Beth Kowitt

Mrs. Fields looks beyond the mall

April 16, 2014: 5:00 AM ET

Stale sales are pushing the cookie-maker beyond its traditional base and into an alliance with TCBY.

By Beth Kowitt, writer

A rendering of a combined Mrs. Fields/TCBY

A rendering of a combined Mrs. Fields/TCBY

FORTUNE -- It's a sorry state of affairs when Mrs. Fields is struggling to make it in the mall.

For the past five years the iconic cookie purveyor has seen its sales slip because of declining traffic in lower- and mid-tier malls and an influx of competition from the likes of Cinnabon, Auntie Anne's, and Wetzel's Pretzels. The math is tough: The typical Mrs. Fields outlet needs to sell 200 cookies a day just to cover the rent. Not surprisingly, it's hard to attract new franchisees when your existing operators' sales are dropping.

To reverse the tide, Mrs. Fields is making a big change, moving beyond the mall and into the street. Going forward, about half of all new Mrs. Fields will open up outside of malls in locations shared with frozen yogurt chain TCBY, says Neal Courtney, CEO of Famous Brands International, which owns both chains. (Private equity firm Z Capital Partners in turn owns Famous Brands.) The new co-branded format will also have retail space for Mrs. Fields' gift merchandise -- treats in tins, baskets, or boxes -- which is currently available only online.

"We've got franchisees who have invested life savings into these brands," Courtney says. "They're barely making it and costs are continuing to go up, so we've got to do something different."

MORE: How companies are using wearables in the workplace

Courtney is quick to point out that Mrs. Fields is not abandoning the mall, currently home to about 95% of its outlets; most new locations that Famous Brands opens in malls will also be joint Mrs. Fields and TCBYs, and some existing Mrs. Fields will be converted to the co-branded concept. A recently converted Chicago location has already seen a sustained sales increase of 60%, according to Courtney. The move also helps differentiate TCBY, which operates in a very saturated frozen yogurt field. Expect to see additions to the menu like frozen-yogurt cookie sandwiches.

There are currently about 250 TCBYs and Mrs. Fields locations apiece. Combined sales for the two brands are about $250 million.

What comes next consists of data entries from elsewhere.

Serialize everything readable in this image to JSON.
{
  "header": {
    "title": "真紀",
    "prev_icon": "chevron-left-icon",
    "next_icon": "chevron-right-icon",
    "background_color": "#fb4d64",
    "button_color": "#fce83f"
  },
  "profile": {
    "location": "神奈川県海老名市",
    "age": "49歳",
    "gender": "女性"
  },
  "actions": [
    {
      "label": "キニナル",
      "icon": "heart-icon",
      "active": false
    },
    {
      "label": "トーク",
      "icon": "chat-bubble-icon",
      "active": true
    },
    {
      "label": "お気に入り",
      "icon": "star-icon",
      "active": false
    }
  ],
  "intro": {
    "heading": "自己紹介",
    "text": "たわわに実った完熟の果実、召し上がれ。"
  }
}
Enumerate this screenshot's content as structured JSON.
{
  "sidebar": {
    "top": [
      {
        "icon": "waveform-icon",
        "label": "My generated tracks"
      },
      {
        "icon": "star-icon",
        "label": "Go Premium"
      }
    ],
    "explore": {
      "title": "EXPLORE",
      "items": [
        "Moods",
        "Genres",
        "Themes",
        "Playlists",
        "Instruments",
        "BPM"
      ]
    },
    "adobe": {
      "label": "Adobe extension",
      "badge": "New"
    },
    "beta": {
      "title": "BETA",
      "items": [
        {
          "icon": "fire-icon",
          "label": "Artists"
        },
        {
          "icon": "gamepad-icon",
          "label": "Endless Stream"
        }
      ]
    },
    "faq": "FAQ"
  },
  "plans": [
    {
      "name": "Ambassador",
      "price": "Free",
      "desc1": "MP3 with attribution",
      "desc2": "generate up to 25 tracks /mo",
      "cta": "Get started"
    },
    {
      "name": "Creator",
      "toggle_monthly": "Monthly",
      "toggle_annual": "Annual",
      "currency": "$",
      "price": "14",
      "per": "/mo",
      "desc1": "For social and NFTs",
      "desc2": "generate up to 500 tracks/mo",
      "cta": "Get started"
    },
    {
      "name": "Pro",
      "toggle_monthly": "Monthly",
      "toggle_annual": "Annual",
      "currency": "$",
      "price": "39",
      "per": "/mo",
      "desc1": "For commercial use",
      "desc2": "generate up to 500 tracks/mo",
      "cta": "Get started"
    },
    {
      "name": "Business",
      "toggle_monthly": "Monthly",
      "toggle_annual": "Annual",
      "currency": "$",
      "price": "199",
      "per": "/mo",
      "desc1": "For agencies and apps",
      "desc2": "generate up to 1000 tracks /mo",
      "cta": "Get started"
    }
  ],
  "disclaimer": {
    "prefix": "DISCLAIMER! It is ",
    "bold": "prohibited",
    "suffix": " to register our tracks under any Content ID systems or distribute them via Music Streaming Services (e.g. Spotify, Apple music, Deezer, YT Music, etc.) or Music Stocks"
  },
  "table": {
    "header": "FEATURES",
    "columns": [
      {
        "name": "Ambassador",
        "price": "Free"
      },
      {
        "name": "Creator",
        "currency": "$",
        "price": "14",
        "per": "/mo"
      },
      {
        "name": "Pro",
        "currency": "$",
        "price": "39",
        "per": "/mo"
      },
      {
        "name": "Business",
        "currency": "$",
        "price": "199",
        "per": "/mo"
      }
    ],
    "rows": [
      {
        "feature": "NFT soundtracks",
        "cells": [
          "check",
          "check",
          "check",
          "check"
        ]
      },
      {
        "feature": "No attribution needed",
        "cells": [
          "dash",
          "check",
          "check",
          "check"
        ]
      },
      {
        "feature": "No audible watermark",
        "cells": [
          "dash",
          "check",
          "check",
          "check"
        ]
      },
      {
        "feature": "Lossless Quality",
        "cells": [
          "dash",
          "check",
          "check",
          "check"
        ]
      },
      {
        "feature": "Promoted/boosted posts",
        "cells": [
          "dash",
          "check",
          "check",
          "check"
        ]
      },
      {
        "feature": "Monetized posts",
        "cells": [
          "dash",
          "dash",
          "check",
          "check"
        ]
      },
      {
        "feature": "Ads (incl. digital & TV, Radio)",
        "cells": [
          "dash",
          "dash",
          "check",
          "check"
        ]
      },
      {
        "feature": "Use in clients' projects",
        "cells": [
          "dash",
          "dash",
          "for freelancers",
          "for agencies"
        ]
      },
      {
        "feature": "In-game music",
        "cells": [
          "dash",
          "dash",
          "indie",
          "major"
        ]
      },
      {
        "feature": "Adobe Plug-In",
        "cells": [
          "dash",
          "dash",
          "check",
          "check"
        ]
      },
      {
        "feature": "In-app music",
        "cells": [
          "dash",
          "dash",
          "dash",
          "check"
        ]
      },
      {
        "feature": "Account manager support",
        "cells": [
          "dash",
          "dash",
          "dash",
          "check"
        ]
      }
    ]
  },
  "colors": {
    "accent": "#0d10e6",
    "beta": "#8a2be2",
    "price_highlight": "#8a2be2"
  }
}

Courtney says the company had considered non-mall locations for Mrs. Fields before. But the brand doesn't work as a standalone concept in strip centers. Cookie buying tends to be an impulse purchase -- perfect for a shopper wandering around a mall -- rather than a destination activity. But TCBY has historically shown the ability to attract customers at street locations, and Courtney thinks both TCBY and Mrs. Fields will benefit from being paired together.

MORE: Is this tiny gadget the future of smoking?

Cedrik Lachance, a managing director with real estate research firm Green Street Advisors, says that brands like Mrs. Fields are at the wrong end of an industry shift. Sit-down restaurants like the Cheesecake Factory (CAKE) and California Pizza Kitchen are thriving as anchor tenants in higher-end malls. But when it comes to tony properties, the prospects aren't good for chains like Mrs. Fields. Rents are high, shoppers are gravitating to healthier foods options, and the cookie seller lacks the cachet sought by luxury mall operators. That relegates the cookies to lower-tier malls, which are struggling because their core shopper is still struggling.

Consumers should expect to see more co-branded mall concepts moving forward. For some chains, it may be their best hope.

  • Wal-Mart goes all, like, 'granola' on us

    The world's largest retailer and No. 1 purveyor of groceries in the U.S. is making a huge push into Whole Foods' territory of organic food.

    By Beth Kowitt, writer

    FORTUNE -- Wal-Mart Stores (WMT), better known for its low prices than health-food focus, is making a big push into the organics business.

    The retailing giant already sells 1,600 organic products, but the company today is announcing a a new line of goods MORE

    Apr 10, 2014 12:01 AM ET
  • Jamba Juice tries something new: Serious juicing

    Whether consumers will kale up to the bar is another matter.

    By Beth Kowitt, writer

    FORTUNE -- There's one major juice-related trend that Jamba Juice (JMBA) has missed over the past half-decade or so -- and that's serious juicing. Now, the $230 million-a-year purveyor of fruit smoothies says it's pushing hard into the pulverization business.

    The Emeryville, Calif. company, which has long sold the staples of the fresh-squeezed realm -- orange and MORE

    Jan 29, 2014 11:38 AM ET
Search This Column
View all entries from this: Week, Month
Current Issue
  • Give the gift of Fortune
  • Get the Fortune app
  • Subscribe
Powered by WordPress.com VIP.